Dig A Hole

My barren mind will oftentimes
Grasp for levelled words,
Its fallow field’s infertile,
Dreams dissolved to dirt.

I’d try to shake myself awake
Like thorns within a curse;
Letters in life’s word-game rattle,
A rib-cage emptied verbs.

Unpaid workers dug a hole,
They formed a pile of earth;
They bound me to a bloodied pole
Not far from my place of birth.

I did not even question how
These trap doors are not doors;
A lever, flattened oak-wood opened,
As out my soul then poured.

Kingfisher Song

You were too eager to please,
I chided myself, so keen to
Write that the venerable pen
Leapt from your desk and in
To your head where it bled
Through the clenched fist
Of your thoughts, the other
Hand, where I could not write,
But fell asleep in fields
Unfurling fallow whites.

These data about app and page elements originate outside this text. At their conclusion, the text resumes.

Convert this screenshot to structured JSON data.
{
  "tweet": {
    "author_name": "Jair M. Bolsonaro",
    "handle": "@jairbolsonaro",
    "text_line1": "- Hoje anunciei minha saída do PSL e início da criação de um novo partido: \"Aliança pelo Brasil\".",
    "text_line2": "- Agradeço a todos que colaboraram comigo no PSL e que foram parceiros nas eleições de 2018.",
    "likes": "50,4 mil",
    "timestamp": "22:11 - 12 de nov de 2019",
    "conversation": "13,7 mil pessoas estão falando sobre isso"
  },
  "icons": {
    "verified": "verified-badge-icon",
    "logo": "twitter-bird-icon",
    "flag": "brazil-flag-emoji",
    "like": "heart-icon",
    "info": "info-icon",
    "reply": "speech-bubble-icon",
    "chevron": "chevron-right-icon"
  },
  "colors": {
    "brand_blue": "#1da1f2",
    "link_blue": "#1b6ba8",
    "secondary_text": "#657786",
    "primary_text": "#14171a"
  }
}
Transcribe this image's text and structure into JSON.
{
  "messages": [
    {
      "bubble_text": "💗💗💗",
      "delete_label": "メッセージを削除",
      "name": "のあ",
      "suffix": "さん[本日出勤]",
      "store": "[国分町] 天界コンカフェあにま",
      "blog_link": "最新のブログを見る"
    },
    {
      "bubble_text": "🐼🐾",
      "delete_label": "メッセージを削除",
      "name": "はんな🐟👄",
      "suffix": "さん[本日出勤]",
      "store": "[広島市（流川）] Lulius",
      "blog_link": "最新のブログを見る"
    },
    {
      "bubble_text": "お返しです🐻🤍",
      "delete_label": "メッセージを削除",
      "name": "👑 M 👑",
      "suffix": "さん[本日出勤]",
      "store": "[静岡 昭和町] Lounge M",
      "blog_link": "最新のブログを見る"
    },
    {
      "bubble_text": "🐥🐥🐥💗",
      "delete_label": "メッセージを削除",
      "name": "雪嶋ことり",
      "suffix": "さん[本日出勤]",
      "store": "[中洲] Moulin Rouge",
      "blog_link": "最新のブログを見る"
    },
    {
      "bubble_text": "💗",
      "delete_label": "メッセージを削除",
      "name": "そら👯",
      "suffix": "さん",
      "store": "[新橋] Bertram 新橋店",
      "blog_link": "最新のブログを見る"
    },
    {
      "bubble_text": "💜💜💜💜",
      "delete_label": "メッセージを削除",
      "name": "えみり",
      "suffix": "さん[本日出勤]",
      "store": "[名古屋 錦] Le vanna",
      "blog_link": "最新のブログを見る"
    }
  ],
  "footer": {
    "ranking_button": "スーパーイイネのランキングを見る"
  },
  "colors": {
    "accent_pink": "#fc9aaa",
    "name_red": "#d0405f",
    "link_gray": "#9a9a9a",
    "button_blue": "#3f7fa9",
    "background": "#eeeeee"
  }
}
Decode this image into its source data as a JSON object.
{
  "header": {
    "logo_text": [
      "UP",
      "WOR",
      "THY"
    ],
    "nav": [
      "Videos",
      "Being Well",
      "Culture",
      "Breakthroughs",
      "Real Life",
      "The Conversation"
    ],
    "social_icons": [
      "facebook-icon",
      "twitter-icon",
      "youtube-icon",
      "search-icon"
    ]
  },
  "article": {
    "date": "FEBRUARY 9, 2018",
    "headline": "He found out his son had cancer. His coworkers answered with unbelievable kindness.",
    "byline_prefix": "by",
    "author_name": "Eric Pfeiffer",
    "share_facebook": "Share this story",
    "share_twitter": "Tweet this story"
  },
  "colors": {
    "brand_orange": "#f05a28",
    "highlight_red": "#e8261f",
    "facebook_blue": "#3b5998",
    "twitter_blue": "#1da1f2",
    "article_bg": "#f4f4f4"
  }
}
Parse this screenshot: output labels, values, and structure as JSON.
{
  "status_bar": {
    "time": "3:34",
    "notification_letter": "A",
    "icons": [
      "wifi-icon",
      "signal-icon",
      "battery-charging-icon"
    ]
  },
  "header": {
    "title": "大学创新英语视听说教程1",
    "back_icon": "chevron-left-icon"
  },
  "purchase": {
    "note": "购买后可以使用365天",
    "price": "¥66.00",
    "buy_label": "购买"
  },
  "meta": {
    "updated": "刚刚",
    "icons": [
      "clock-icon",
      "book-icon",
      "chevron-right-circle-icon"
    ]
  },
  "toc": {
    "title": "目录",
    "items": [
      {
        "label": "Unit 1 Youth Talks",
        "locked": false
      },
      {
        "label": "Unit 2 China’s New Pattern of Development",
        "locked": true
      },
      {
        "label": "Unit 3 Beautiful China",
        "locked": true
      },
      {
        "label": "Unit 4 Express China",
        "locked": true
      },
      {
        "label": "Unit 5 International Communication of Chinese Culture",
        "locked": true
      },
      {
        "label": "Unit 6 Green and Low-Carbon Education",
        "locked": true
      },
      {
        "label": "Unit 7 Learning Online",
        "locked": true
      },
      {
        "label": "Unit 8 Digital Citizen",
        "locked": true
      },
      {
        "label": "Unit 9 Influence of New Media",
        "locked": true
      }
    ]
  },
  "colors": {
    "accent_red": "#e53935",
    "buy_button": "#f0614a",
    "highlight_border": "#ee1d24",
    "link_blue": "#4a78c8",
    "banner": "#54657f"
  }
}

Bald world, as blanched
From colour and sounds as
When the midwife caught you
Like steelhead trout in
Nets of coastal fisher-folk
Who could not speak themselves,
Brine burnt their throats;
They held their plunder up
To the sun, trident-spiked,
Piscine mouths in pristine
Exhibitions of shock,
Joyous affinity as one
With the kingfisher god,
As later priests held up
Broken bread and the veins
Of the grace and the good.
I’ve observed how a ritual is
Repetition streaming through
Survival’s gills, waking up,
My pen still in my hand,
Without scolding myself,
Then wrote.